Francona said calling his first Red Sox game Thursday night was "a little awkward"
ESPN baseball analyst Terry Francona said that he took a job with the net to keep "his foot in the game after a hectic offseason that followed eight seasons" managing the Red Sox, according to Nick Cafardo of the BOSTON GLOBE. Francona acknowledged calling his first Red Sox game Thursday night for the team's Spring Training matchup against the Yankees was "a little awkward." But he said, "I'm just trying to do the best I can." He also said that he "doesn’t plan to be too critical in his new role." Francona: "There’s a way to say what’s going on. You don’t have to be a bad person. I’ll be myself." As for his managerial career, Francona said that he "probably needs to take a step back before he can go forward." He said, "My passion is being on the field. But I think it would be really healthy for me to step back and look at things without so much emotion. I was pretty worn down by the end of last year" (BOSTON GLOBE, 3/23
). Francona said, "I didn't particularly like the way my tenure ended. That doesn't mean it's not going to be really fun to see a lot of people tomorrow. At the same time, I got a job to do and I don't want it to be a side show. So I'll certainly be cognizant of the fact that there's a game to play" (BOSTON.com, 3/22

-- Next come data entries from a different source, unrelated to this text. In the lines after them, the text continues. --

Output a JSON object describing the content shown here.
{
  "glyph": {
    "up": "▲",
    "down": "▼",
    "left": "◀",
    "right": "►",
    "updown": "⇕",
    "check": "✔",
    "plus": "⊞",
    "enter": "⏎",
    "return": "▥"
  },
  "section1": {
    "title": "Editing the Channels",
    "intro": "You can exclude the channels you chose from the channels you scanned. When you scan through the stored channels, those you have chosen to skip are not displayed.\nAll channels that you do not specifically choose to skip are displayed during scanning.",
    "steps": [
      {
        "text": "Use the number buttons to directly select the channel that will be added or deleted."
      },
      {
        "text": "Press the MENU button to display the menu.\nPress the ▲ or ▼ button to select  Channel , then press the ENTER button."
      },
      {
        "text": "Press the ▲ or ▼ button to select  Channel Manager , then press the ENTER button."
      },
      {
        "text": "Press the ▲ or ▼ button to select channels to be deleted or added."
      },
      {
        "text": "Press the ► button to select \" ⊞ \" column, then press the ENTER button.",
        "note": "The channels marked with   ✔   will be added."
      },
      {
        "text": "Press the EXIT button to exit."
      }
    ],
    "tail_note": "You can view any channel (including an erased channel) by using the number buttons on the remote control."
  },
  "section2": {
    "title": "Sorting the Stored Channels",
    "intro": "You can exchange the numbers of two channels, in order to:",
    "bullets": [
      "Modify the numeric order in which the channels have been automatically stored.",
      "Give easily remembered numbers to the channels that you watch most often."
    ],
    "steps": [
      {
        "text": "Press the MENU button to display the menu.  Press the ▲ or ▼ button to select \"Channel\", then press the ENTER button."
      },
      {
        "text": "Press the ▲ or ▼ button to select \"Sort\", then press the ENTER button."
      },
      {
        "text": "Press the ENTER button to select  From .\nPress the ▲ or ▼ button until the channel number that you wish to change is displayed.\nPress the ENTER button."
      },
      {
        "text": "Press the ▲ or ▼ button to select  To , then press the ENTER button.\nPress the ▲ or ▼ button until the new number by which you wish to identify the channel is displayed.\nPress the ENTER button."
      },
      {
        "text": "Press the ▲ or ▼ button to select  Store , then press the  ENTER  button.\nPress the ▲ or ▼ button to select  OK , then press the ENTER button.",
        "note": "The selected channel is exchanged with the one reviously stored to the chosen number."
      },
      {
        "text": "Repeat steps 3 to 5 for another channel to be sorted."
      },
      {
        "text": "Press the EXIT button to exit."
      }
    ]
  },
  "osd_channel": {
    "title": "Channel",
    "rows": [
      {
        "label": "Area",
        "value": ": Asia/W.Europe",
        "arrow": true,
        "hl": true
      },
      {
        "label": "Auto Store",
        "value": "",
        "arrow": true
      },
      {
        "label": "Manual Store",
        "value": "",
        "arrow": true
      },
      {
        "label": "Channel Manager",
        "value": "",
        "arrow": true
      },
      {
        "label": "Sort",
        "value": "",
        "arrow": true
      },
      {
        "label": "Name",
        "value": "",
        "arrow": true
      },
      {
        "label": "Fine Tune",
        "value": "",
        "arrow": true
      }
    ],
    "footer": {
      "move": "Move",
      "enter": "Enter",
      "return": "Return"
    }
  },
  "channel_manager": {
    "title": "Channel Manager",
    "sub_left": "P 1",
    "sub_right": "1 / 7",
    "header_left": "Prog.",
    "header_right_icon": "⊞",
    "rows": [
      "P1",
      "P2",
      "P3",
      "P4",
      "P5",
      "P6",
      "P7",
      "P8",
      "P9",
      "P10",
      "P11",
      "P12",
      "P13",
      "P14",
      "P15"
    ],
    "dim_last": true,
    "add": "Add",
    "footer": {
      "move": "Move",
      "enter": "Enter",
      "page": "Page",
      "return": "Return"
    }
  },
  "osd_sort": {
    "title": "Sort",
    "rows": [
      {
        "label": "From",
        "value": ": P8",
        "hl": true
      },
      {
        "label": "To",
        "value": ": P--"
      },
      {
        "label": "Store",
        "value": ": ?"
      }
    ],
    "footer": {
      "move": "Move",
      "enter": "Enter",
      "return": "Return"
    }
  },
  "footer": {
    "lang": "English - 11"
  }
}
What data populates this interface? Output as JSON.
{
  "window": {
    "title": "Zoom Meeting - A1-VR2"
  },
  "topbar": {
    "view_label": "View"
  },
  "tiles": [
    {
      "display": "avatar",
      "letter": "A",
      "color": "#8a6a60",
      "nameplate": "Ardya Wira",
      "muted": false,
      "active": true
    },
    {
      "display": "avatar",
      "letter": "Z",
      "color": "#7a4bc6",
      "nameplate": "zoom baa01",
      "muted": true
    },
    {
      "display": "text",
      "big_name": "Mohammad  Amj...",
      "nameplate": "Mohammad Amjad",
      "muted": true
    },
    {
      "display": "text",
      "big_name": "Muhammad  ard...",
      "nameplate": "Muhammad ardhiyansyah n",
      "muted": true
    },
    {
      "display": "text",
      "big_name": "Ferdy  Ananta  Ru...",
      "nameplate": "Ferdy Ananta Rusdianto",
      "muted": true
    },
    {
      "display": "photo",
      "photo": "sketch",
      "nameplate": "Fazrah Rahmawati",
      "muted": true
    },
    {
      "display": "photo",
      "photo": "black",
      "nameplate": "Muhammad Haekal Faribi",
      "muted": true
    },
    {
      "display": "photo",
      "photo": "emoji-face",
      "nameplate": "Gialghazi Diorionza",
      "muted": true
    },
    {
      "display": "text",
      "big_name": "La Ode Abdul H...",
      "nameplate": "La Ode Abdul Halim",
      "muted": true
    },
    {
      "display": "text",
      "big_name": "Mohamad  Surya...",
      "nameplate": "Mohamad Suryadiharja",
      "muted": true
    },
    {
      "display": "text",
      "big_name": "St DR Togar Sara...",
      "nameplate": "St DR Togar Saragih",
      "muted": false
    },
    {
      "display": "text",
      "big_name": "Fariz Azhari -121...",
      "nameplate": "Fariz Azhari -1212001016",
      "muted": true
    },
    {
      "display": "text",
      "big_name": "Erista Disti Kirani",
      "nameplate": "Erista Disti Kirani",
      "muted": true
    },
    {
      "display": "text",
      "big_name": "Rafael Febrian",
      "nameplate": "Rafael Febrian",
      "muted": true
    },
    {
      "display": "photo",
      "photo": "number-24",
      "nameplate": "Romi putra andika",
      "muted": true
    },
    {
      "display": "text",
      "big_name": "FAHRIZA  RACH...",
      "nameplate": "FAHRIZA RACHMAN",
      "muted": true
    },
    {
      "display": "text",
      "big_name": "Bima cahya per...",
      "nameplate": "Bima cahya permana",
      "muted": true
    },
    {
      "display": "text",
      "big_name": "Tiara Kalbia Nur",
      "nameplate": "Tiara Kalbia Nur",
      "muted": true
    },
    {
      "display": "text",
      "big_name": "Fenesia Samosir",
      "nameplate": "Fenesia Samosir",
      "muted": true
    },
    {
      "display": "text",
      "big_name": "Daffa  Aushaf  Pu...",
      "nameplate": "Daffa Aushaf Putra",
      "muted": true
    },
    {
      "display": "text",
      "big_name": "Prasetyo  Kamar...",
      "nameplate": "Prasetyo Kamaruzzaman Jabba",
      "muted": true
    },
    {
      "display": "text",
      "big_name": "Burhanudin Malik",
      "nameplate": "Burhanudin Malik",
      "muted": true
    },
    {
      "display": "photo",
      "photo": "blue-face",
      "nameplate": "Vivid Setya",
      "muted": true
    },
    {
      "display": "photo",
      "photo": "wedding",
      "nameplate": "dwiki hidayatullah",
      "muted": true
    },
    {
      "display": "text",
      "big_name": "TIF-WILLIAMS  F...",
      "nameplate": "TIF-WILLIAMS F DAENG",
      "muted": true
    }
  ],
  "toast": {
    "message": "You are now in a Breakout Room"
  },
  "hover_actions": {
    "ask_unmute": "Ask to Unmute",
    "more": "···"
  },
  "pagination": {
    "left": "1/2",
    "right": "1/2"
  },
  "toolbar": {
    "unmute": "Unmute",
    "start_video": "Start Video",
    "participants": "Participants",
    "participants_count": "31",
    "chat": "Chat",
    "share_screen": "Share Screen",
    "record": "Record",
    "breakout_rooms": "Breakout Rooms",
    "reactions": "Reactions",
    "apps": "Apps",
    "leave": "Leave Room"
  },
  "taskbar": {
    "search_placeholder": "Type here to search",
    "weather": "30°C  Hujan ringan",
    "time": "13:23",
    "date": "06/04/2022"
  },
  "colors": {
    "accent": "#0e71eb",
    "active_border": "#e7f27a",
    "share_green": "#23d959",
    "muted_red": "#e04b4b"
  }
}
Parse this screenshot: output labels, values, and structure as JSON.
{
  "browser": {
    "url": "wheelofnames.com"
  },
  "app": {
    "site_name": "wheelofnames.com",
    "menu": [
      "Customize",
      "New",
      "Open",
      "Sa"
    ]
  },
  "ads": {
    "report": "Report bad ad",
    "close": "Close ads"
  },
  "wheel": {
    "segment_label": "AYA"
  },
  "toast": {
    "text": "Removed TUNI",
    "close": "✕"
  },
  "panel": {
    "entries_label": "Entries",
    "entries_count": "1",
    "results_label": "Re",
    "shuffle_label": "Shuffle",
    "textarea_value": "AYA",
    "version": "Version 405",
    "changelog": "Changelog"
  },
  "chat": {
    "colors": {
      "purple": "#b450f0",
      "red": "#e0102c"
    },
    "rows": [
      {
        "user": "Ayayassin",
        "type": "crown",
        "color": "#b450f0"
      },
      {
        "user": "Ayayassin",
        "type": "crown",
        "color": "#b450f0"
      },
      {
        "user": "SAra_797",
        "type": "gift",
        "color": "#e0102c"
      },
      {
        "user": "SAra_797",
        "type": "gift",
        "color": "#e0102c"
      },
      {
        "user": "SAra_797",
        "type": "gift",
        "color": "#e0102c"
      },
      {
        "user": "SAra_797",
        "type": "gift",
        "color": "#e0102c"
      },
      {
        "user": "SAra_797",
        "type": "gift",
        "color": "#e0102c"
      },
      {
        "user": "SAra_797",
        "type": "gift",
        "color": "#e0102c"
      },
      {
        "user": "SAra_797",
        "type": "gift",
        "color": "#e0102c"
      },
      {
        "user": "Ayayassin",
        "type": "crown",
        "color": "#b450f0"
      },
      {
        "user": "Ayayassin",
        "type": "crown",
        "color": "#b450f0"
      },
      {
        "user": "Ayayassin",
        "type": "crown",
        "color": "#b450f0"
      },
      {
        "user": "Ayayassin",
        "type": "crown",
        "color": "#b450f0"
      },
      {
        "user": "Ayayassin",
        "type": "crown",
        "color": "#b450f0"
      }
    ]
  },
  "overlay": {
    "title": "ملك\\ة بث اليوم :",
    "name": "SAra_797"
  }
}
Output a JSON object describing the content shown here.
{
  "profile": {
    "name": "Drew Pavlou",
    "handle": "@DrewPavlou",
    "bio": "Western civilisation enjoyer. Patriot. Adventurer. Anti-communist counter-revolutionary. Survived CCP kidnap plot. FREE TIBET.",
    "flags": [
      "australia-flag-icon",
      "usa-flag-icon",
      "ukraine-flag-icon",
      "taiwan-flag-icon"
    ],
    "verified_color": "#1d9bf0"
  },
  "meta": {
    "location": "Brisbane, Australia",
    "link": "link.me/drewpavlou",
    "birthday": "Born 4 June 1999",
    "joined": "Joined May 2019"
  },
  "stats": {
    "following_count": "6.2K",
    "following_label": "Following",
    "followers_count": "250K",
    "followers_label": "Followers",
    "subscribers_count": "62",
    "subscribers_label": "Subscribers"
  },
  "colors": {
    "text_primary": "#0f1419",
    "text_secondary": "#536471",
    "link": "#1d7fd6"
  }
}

). In Boston, Peter Abraham notes Francona is "still getting used to being a television analyst." But Francona said that "Sunday Night Baseball" host Dan Shulman "has made it easy for him" (BOSTON GLOBE, 3/23
: ESPN Senior VP & Exec Producer Jed Drake said during a conference call when Francona works Red Sox games, he expects him to "be candid." Drake: "I expect him to give insight that will be exceptional and special because of his knowledge of these players and their strengths and weaknesses, and I expect that he's going to go right down the middle of this. ... We're all going to take this straight ahead. And while I understand -- and I appreciate the unique situation -- I helped manufacture it, if I dare may say." Drake said once former "Sunday Night Baseball" analyst Bobby Valentine left the net to manage the Red Sox, ESPN "sort of put on the full court press" to bring Francona into the booth. Drake: "I enlisted Jon Gruden's support to reach out to Terry, which he did" (THE DAILY